Exercise description:
Only the number is wanted: count the lines in the data with "label" in them.

[Opening Data excerpts section]

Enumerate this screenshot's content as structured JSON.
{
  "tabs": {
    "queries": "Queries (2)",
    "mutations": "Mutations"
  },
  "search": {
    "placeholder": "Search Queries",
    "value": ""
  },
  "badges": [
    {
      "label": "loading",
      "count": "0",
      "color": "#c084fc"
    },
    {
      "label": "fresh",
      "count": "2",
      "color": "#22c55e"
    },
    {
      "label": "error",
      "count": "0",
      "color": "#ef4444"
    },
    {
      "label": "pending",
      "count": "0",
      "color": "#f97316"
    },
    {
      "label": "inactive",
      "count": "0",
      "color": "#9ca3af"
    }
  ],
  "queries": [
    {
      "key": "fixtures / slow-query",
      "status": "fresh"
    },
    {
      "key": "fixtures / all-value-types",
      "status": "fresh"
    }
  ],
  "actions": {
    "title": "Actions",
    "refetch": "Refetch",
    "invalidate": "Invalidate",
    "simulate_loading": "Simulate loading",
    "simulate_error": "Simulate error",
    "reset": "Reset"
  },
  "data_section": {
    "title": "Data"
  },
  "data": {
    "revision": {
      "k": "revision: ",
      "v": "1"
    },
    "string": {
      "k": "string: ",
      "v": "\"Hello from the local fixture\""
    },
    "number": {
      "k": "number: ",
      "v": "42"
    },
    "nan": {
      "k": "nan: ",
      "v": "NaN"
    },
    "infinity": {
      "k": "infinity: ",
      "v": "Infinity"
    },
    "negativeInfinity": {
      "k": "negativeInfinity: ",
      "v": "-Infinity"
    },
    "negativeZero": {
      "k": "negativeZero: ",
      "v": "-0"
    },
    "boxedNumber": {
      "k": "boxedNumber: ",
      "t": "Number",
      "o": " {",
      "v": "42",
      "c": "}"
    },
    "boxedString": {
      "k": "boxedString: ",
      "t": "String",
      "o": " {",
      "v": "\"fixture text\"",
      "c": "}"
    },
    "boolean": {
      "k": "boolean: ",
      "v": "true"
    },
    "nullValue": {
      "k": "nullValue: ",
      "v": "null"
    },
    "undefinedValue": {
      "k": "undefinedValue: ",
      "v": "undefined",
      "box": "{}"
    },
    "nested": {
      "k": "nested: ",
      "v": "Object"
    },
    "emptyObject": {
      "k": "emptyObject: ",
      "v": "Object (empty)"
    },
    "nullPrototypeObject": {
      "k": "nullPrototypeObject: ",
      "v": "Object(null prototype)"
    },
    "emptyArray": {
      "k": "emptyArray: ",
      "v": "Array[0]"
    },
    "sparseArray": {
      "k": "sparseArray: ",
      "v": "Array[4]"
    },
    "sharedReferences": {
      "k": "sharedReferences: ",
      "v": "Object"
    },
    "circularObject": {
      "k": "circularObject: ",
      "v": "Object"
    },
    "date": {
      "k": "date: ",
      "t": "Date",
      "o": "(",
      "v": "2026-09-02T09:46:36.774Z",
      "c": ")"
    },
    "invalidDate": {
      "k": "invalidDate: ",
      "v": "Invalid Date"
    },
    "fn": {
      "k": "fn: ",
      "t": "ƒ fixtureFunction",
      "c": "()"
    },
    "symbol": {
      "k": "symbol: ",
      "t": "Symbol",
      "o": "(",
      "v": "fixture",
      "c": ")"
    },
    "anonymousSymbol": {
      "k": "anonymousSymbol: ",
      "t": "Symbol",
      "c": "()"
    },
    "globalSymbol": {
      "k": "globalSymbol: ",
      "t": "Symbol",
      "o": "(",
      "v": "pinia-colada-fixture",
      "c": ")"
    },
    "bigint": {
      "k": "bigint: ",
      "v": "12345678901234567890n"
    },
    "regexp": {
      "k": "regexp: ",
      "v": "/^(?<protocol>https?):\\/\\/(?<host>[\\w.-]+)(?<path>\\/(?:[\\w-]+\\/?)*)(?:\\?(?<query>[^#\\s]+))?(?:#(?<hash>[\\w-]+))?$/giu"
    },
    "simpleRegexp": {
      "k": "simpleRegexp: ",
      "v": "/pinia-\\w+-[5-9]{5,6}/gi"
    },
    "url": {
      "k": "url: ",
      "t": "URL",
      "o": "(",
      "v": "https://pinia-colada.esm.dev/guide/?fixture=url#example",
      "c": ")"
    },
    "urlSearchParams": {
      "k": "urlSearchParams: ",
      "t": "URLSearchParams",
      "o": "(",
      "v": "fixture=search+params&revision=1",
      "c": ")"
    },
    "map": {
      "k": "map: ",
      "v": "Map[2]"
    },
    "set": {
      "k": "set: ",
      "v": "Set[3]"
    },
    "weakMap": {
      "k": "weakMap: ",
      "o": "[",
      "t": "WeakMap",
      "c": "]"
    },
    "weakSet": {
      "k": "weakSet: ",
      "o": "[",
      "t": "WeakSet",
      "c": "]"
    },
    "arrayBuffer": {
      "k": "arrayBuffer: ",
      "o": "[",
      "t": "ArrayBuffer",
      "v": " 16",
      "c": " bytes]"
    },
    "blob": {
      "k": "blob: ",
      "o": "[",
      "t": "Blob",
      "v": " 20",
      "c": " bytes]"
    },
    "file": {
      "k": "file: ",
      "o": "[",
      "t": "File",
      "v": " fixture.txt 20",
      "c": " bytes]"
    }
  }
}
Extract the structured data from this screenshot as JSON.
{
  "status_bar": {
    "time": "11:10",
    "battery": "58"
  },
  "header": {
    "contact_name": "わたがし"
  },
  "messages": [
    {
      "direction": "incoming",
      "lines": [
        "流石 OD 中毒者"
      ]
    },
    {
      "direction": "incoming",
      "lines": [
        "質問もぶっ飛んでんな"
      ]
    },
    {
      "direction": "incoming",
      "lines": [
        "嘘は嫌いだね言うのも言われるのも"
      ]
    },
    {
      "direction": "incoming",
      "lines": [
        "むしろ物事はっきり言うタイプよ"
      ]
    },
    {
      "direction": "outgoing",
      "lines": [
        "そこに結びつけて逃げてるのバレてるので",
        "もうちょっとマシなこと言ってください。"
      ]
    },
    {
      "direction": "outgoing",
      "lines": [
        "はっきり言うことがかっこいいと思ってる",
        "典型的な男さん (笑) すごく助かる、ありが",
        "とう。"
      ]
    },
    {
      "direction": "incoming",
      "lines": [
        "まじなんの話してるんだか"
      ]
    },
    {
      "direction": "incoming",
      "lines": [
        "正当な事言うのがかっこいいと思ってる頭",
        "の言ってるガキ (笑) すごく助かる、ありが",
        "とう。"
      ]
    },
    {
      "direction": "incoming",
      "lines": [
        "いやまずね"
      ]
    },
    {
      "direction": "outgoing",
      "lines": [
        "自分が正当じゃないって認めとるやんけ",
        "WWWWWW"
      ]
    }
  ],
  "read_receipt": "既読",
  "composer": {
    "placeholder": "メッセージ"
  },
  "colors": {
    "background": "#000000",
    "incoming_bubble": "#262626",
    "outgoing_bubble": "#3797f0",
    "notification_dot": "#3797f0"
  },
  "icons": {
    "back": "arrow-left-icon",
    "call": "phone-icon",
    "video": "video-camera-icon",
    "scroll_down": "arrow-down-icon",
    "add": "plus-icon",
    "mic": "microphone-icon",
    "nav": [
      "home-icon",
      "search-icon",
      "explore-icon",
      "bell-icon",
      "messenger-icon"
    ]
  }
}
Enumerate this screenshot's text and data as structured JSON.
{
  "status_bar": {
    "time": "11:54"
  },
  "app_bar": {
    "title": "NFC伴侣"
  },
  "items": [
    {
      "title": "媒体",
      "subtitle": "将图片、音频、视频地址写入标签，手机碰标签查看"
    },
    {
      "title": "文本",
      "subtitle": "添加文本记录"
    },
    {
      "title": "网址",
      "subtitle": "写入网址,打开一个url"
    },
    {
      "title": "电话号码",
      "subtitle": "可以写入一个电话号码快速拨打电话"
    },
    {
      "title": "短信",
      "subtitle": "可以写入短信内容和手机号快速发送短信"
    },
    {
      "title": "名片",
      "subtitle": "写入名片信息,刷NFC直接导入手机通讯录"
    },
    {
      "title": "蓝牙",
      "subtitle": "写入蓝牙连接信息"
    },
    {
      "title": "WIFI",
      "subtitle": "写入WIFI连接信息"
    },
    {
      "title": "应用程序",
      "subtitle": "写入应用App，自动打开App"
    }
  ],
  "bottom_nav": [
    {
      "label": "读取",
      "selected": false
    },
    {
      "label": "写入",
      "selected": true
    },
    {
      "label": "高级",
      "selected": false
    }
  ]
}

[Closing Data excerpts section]

Output:
8